> WHAT TO WORK ON
Among the lines of the data, copy those that hold "Random".

Stored dataset items

·····

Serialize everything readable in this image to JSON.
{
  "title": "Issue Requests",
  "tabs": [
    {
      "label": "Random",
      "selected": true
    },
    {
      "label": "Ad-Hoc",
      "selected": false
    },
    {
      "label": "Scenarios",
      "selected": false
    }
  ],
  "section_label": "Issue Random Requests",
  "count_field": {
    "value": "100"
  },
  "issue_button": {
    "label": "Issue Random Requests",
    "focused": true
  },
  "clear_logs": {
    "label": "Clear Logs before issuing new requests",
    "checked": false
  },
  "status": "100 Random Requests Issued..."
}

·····

> RESPONSE TO THIS EXERCISE
      "label": "Random",
  "section_label": "Issue Random Requests",
    "label": "Issue Random Requests",
  "status": "100 Random Requests Issued..."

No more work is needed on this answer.